In 1933 Matisse traveled to Merion to personally install the mural. Once finished, he wrote to his son Pierre that The Dance seemed so fitting in situ that the work “became part of the building.” (Interestingly, while it is well known that Matisse’s technique was to shift paper cutouts about as he arranged his composition, Dolkart says that during the move, it was still a thrill to see the hundreds of pinpricks he had made as he refined the masterpiece in its original location.) Fast-forward nearly 80 years, and moving the “immovable” work, as Matisse once characterized it, required not just the foundation’s curator and the architects and construction firm for the new galleries, but also 11 art handlers, two painting conservators, and an assistant; one registrar, to oversee packing and transport; extensive security support; a team of photographers and videographers to document the de- and re-installations; and the foundation’s entire buildings and facilities teams.
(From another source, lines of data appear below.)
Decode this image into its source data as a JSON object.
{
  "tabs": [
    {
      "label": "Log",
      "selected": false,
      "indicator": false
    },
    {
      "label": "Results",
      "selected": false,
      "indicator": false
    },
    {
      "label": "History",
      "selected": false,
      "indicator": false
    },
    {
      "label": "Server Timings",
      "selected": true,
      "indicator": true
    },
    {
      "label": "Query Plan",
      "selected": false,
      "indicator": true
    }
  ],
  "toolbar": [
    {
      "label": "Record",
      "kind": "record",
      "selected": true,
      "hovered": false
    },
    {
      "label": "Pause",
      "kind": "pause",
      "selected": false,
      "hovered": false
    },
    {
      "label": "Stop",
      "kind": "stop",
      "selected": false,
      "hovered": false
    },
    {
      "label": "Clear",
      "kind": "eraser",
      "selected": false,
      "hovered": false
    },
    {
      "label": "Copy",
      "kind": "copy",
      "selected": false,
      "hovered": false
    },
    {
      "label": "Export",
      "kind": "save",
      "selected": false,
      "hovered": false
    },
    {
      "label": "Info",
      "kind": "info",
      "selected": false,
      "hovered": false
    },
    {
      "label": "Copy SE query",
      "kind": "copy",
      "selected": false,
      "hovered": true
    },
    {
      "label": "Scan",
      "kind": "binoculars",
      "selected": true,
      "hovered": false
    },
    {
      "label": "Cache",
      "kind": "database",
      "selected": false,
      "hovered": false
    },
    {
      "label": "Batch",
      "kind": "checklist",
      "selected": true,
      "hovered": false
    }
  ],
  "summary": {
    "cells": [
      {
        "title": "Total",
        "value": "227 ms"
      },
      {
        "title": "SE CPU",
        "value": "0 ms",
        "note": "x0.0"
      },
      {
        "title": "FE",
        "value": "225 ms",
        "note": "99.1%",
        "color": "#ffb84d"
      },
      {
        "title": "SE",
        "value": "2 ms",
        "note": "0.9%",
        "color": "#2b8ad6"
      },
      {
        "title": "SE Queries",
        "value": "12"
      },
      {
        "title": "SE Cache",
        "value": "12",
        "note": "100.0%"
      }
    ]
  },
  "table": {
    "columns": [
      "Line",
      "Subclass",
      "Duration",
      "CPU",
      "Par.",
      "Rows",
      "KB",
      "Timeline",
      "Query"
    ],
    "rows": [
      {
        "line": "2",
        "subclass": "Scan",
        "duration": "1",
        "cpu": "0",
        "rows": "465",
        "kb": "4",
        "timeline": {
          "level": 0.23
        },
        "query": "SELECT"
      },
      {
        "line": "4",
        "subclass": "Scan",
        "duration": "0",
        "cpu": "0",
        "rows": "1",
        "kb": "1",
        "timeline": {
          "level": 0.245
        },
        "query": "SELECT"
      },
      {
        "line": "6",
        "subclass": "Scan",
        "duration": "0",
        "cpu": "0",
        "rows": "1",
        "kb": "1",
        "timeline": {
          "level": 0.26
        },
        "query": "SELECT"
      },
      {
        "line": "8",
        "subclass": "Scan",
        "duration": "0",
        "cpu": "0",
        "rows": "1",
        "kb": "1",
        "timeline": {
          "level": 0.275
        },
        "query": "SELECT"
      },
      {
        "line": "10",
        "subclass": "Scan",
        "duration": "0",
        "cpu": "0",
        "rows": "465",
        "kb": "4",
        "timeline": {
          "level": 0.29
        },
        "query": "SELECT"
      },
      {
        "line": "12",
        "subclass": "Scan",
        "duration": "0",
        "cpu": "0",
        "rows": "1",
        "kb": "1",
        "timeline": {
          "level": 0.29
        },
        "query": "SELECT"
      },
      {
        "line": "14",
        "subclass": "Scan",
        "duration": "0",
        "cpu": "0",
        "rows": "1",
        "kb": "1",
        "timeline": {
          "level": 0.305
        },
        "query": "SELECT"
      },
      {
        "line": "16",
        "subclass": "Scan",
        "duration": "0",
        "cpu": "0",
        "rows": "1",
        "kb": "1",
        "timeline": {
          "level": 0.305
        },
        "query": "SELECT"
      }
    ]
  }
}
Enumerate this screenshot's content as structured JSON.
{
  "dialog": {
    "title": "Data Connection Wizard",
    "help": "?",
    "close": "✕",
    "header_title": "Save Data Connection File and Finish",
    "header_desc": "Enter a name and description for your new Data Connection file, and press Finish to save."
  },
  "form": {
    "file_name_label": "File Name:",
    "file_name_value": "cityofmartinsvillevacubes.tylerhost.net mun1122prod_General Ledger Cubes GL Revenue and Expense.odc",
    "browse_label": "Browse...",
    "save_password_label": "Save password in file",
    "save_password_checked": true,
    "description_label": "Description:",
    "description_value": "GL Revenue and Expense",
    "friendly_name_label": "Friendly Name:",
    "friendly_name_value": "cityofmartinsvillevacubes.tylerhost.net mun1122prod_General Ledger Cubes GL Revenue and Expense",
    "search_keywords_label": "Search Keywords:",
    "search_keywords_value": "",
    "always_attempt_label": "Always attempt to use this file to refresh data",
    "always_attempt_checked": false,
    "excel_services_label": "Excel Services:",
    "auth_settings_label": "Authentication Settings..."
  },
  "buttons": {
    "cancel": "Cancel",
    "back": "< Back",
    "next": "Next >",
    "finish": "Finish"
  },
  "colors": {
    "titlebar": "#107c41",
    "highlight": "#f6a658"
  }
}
Matisse wrote in a 1934 letter that “[a]rchitectural painting depends absolutely on the place that has to receive it, and which it animates with a new life.” For decades many found this true of The Dance. But the reverse may very well be true in its new home, Dolkart explains. “Matisse had intended the blue of his mural to stand for the sky, against the greenery of the Merion arboretum. But for the most part, the windows’ shades and draperies had to be closed to protect the paintings inside.” Now, however, “on the parkway, because we have high-tech glass, we won’t have to close the shades. So we will have that connection to the greenery once again.”